Systems scientist Dr. Russell Ackoff once said that “Until managers take into account the systemic nature of their organizations, most of their efforts to improve their performance are doomed to failure.” If Dr. Ackoff is correct, unless a majority (70-90%) of the individuals in our country are willing to take a systems approach to ending COVID-19, most, if not all, of our efforts to eradicate COVID-19 may likely be doomed to fail.
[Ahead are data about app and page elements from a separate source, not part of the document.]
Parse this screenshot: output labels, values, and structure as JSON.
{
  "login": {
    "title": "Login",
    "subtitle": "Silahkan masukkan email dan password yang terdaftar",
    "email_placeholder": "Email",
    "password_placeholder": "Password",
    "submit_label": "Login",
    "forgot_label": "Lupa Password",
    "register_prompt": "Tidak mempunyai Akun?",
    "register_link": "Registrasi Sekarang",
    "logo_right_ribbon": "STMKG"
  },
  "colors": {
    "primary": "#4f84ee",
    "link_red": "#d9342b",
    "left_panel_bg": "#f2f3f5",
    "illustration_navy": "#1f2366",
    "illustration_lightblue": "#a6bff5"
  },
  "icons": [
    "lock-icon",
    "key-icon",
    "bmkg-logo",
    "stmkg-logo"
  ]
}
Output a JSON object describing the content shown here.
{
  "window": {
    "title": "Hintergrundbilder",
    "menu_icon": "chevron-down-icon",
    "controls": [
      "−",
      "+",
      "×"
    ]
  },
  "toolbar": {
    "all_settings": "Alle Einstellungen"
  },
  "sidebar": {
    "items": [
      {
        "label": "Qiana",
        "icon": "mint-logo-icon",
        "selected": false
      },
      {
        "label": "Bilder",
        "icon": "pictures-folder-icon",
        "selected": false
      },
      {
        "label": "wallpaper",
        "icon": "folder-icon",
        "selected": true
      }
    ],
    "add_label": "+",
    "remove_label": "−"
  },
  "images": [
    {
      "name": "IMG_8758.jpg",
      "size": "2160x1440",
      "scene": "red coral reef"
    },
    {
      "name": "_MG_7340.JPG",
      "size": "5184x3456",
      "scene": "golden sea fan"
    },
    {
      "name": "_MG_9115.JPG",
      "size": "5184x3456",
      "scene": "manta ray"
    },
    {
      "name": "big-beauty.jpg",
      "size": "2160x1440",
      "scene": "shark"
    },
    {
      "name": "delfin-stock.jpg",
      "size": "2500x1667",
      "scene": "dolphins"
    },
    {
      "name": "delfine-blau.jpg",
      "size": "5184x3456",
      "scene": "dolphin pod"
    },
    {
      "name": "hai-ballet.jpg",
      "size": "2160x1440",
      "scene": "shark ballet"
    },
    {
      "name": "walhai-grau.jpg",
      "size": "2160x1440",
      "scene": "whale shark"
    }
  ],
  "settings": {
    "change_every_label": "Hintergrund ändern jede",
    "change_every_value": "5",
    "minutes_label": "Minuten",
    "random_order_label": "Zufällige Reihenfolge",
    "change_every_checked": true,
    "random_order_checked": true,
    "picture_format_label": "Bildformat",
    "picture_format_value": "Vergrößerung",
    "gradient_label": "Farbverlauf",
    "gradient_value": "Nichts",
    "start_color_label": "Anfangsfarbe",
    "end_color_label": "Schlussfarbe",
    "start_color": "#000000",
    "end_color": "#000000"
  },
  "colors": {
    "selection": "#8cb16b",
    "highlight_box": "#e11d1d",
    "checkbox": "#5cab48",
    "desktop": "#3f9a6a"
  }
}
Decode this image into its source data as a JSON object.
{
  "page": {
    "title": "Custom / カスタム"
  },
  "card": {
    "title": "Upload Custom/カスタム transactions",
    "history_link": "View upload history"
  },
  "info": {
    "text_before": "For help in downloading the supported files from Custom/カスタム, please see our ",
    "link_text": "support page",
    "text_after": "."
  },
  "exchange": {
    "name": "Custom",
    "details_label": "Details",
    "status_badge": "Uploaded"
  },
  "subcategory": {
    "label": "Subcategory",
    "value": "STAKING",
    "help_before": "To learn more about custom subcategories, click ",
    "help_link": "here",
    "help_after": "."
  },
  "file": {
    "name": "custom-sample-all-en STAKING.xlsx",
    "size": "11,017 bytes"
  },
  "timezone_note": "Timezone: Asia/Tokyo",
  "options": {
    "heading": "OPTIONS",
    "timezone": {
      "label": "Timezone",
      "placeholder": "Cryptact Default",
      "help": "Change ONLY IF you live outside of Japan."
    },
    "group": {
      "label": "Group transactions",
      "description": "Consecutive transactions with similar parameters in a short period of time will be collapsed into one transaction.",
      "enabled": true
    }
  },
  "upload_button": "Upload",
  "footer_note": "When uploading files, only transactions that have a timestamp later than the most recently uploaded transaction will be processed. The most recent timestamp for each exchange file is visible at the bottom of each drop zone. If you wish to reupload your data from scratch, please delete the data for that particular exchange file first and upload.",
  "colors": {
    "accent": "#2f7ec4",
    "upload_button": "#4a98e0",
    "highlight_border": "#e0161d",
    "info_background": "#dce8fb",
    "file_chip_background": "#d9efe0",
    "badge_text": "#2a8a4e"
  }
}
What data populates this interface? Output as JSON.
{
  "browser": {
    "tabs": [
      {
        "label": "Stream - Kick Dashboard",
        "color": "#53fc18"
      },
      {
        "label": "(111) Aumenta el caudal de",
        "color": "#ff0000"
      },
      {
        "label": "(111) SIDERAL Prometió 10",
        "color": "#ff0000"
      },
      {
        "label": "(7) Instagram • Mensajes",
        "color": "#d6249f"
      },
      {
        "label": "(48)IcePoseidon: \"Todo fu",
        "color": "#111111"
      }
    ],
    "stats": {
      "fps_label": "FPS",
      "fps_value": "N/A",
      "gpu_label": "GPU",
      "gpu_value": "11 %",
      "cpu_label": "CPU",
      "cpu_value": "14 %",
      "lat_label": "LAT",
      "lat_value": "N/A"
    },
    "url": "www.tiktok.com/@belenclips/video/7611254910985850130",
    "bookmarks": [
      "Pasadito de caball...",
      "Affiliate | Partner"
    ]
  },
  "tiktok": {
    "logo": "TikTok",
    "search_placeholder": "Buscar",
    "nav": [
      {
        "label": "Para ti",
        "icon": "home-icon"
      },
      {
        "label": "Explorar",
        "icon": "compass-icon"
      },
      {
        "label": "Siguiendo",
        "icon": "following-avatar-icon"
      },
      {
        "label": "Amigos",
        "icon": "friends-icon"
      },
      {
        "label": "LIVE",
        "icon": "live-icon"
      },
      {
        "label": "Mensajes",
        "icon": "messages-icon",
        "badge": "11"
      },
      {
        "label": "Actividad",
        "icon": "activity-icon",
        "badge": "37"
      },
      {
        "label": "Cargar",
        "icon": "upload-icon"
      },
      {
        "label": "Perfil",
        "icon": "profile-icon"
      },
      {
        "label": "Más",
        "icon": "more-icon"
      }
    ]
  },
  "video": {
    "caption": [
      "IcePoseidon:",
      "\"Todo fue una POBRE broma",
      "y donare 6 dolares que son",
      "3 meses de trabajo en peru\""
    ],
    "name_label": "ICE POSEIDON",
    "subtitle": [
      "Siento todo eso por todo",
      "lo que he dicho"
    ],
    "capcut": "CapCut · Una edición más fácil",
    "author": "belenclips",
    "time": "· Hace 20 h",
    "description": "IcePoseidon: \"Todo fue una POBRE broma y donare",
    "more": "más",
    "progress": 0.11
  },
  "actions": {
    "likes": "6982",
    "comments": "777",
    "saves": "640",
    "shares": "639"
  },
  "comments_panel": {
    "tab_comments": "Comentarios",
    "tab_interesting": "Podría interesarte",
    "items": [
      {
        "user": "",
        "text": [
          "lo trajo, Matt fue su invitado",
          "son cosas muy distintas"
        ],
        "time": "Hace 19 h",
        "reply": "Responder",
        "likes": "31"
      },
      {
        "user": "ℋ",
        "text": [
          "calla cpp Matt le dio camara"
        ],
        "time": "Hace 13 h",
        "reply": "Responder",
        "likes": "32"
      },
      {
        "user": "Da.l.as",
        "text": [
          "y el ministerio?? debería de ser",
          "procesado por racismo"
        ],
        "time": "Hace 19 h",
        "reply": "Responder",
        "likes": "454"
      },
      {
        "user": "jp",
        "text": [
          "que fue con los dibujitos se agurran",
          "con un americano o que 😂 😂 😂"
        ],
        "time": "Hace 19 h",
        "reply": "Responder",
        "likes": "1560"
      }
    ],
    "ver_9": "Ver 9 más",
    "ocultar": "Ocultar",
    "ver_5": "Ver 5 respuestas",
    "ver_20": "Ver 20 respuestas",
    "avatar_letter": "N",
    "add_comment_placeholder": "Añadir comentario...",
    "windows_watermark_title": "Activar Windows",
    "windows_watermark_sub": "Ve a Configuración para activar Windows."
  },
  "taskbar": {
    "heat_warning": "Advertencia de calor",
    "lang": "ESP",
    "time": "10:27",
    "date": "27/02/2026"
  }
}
In closing, through this writing I have attempted to apply my understanding of some of Dr. Deming’s ideas (appreciation for a system and sub optimization of a system) in order to analyze and better understand a current and alarming event in our world: the COVID-19 pandemic, for it is not an issue confined to the United States, but rather the entire planet (hence the word “pandemic”), a true demonstration of the “systemness” and interdependence of the world in which we live. With this “Deming lens” as a foundation, I offer a final question for consideration, crafted in a format similar to Dr. Deming’s own style of inquiry: “By what method” might we as a nation, and entire world, approach the pandemic in order to achieve the best results for all who are a part of this system we call humanity?
American Lung Society. (2020, July 27). From the Frontlines: Understanding Herd Immunity. Retrieved from: https://www.lung.org/blog/understanding-covid-herd-immunity
Brant, S. (2010, October 23). If Russ Ackoff had Given a TED Talk. [Video]. YouTube. https://www.youtube.com/watch?v=OqEeIG8aPPk
Health and Human Services Office of the Surgeon General. (2019, March 18). U.S. Public Health Service Commissioned Corps. Retrieved from https://www.hhs.gov/surgeongeneral/corps/index.html
Historic Documents. The Pledge of Allegiance. Retrieved from https://www.ushistory.org/documents/pledge.htm
New York Times (2021, August 27). Coronavirus in the U.S.: Latest Map and Case Count. Retrieved from https://www.nytimes.com/interactive/2021/us/covid-cases.html
Our World in Data. (2021, August 26). Coronavirus (COVID-19) Vaccinations. Retrieved from https://www.google.com/search?q=covid+vaccination+rates+united+states&oq=covid+vaccination+rates+uni&aqs=chrome.0.0i512l2j69i57j0i22i30l2j0i390l2.13351j0j9&sourceid=chrome&ie=UTF-8
United States Courts. (n.d.). The US Constitution Preamble. Retrieved from: https://www.uscourts.gov/about-federal-courts/educational-resources/about-educational-outreach/activity-resources/us
Whelen J. (2001, October). Building the Fish Banks Model and Renewable Resource Depletion. Retrieved from http://www.uvm.edu/~lpolya/ENVS%20295/Readings/Building%20the%20Fish%20Banks%20%20Model.pdf